Scientists have shown that a protein which is abundant in the blood of young mice can delay the aging process and improve the activity levels of older mice. The study was carried out by researchers at the Washington University School of Medicine in St. Louis and the results were published in the journal Cell Metabolism
The protein in question is an enzyme called extracellular nicotinamide phosphoribosyltransferase (eNAMPT), which catalyzes the production of nicotinamide adenine dinucleotide (NAD), a molecule found in every cell in the body. NAD is an essential part of the electron transfer chain in the mitochondria, the organelle responsible for producing energy in cells.
NAD declines dramatically as we age, and as such, scientists believe that increasing the amount of NAD may increase life expectancy and overall health.
Dr. Shin-ichiro Imai, MD, PhD, senior author of the study and a professor of developmental biology at the Washington University School of Medicine in St. Louis, explained further.
“We think the body has so many redundant systems to maintain proper NAD levels because it is so important.
“Our work and others’ suggest it governs how long we live and how healthy we remain as we age. Since we know that NAD inevitably declines with age, whether in worms, fruit flies, mice, or people, many researchers are interested in finding anti-aging interventions that might maintain NAD levels as we get older.”

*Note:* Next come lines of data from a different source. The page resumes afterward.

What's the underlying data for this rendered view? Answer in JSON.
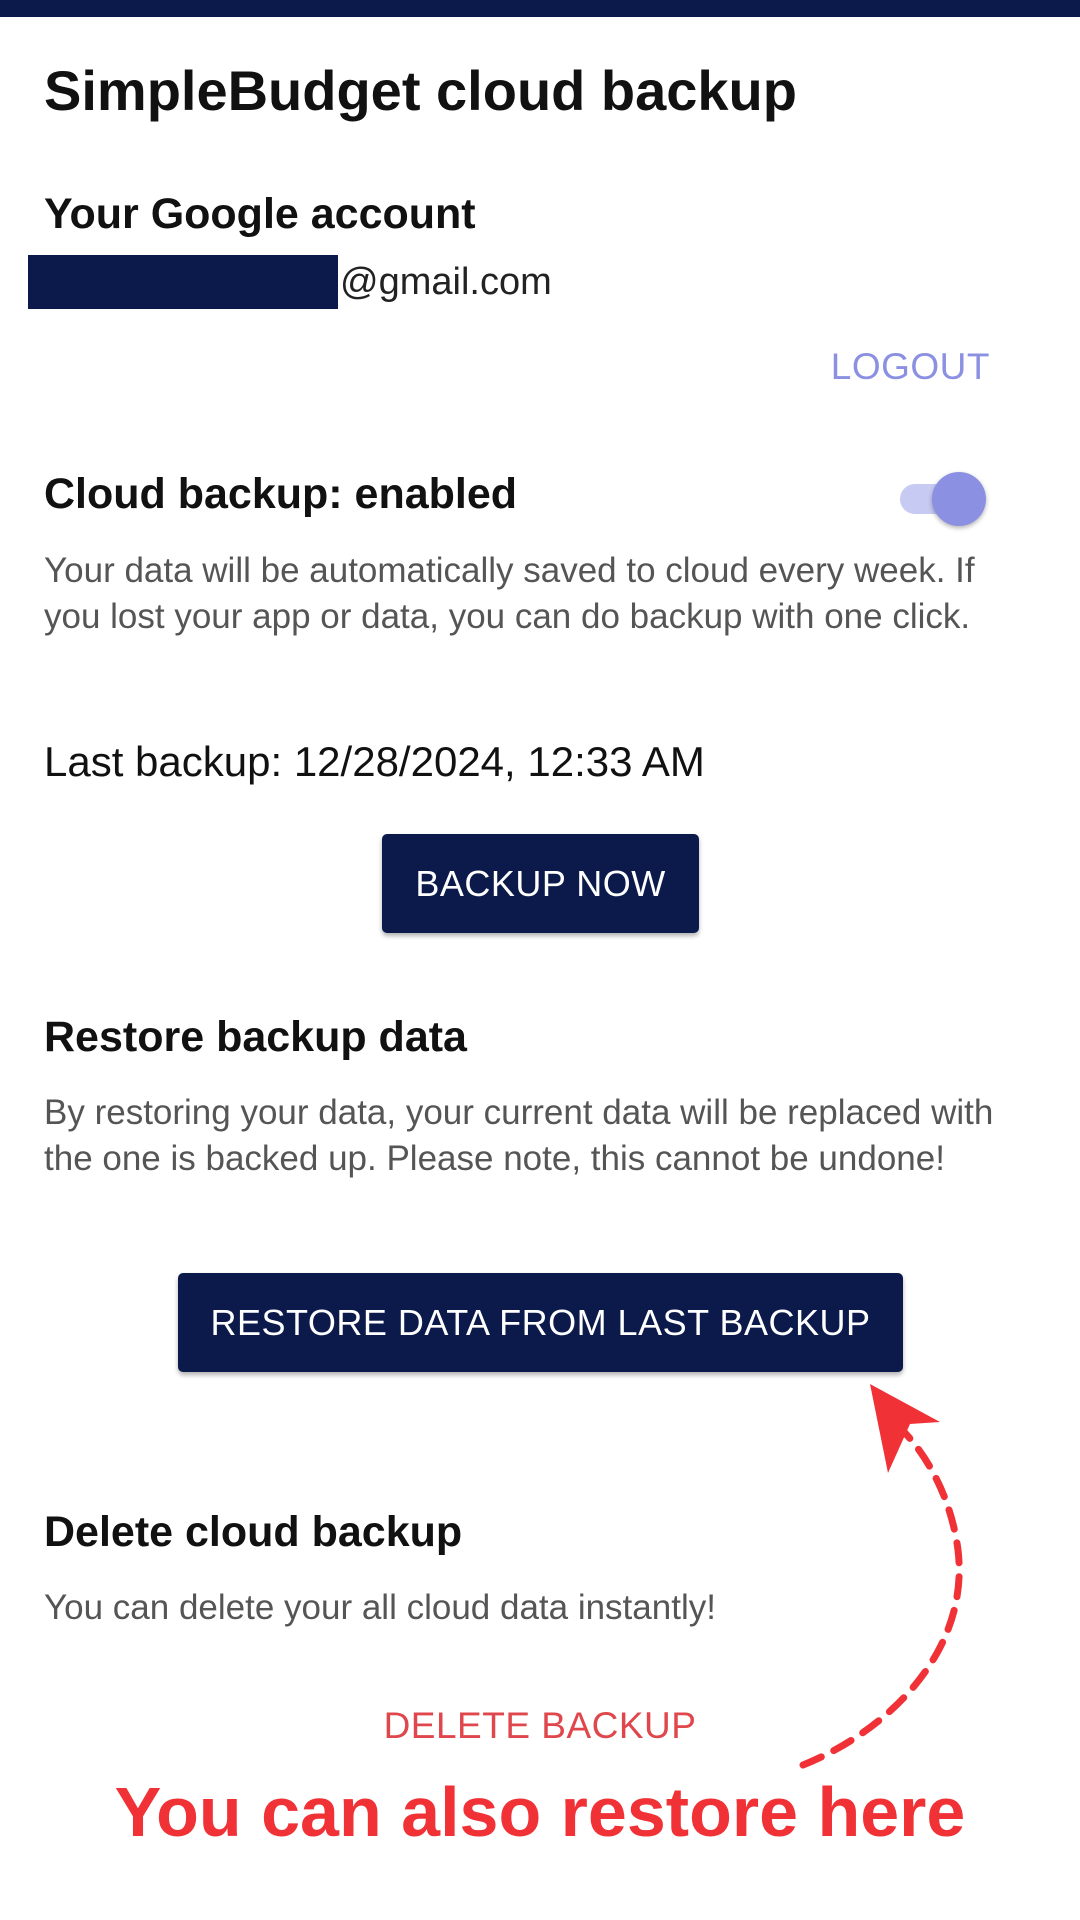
{
  "screen": {
    "title": "SimpleBudget cloud backup"
  },
  "account": {
    "heading": "Your Google account",
    "email_suffix": "@gmail.com",
    "logout_label": "LOGOUT"
  },
  "cloud_backup": {
    "heading": "Cloud backup: enabled",
    "enabled": true,
    "description": "Your data will be automatically saved to cloud every week. If you lost your app or data, you can do backup with one click.",
    "last_backup": "Last backup: 12/28/2024, 12:33 AM",
    "backup_now_label": "BACKUP NOW"
  },
  "restore": {
    "heading": "Restore backup data",
    "description": "By restoring your data, your current data will be replaced with the one is backed up. Please note, this cannot be undone!",
    "button_label": "RESTORE DATA FROM LAST BACKUP"
  },
  "delete": {
    "heading": "Delete cloud backup",
    "description": "You can delete your all cloud data instantly!",
    "button_label": "DELETE BACKUP"
  },
  "annotation": {
    "text": "You can also restore here",
    "arrow_icon": "dashed-curved-arrow-icon"
  },
  "colors": {
    "primary": "#0b1a4a",
    "accent": "#8b90e2",
    "danger": "#e0474c",
    "annotation": "#f03237"
  }
}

Imai’s new study took eNAMPT from the blood of young mice and transferred it to older mice, finding that NAD levels improved and aging signs of aging such as decreased activity levels and poor fur quality.

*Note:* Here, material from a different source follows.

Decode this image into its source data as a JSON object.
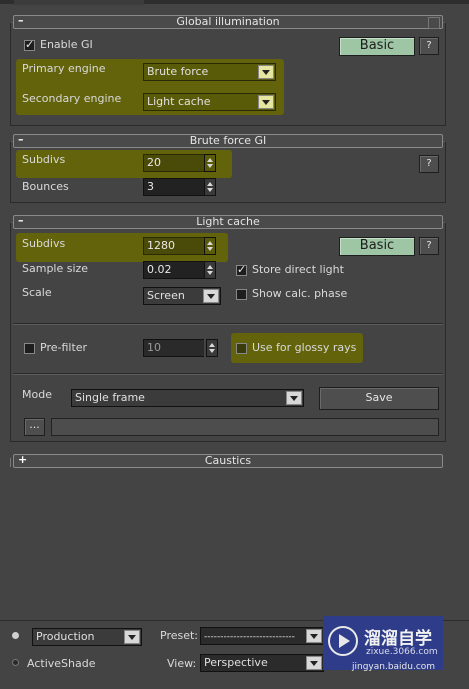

The study showed that the lifespans of older mice increased by approximately 16 percent. As well as transferring blood between mice, Imai and colleagues also increased NAD levels in the mice by administering oral doses of a chemical called nicotinamide mononucleotide (NMN) that eNAMPT produces.
From these experiments, the research team found that the levels of eNAMPT in the blood displayed strong correlations with the number of days the mice lived.
Mice that were given eNAMPT lived substantially longer than control mice who received saline solution alone. One mouse eNAMPT surpassed 1,029 days old, or 2.8 years.
The research team was able to “predict, with surprising accuracy, how long mice would live based on their levels of circulating eNAMPT,” according to Dr. Imai.
Generally, rats, mice, and hamsters have lifespans of around 2 to 3 years in protected environments, but mice usually live for less than one year in the wild.
The hypothalamus is the portion of the brain that is critical in the aging process, and researchers found that the hypothalamus creates NAD with the eNAMPT enzyme.
Carriers called extracellular vesicles carry eNAMPT through the bloodstream to the brain in both mice and humans after it has been released from fat tissue. As blood levels of eNAMPT decrease, the hypothalamus is less able to function properly, thus decreasing lifespan.
Further studies are necessary to ascertain whether the results found in mouse studies will be replicable in humans.
“We don’t know yet if this association is present in people, but it does suggest that eNAMPT levels should be studied further to see if it could be used as a potential biomarker of aging.”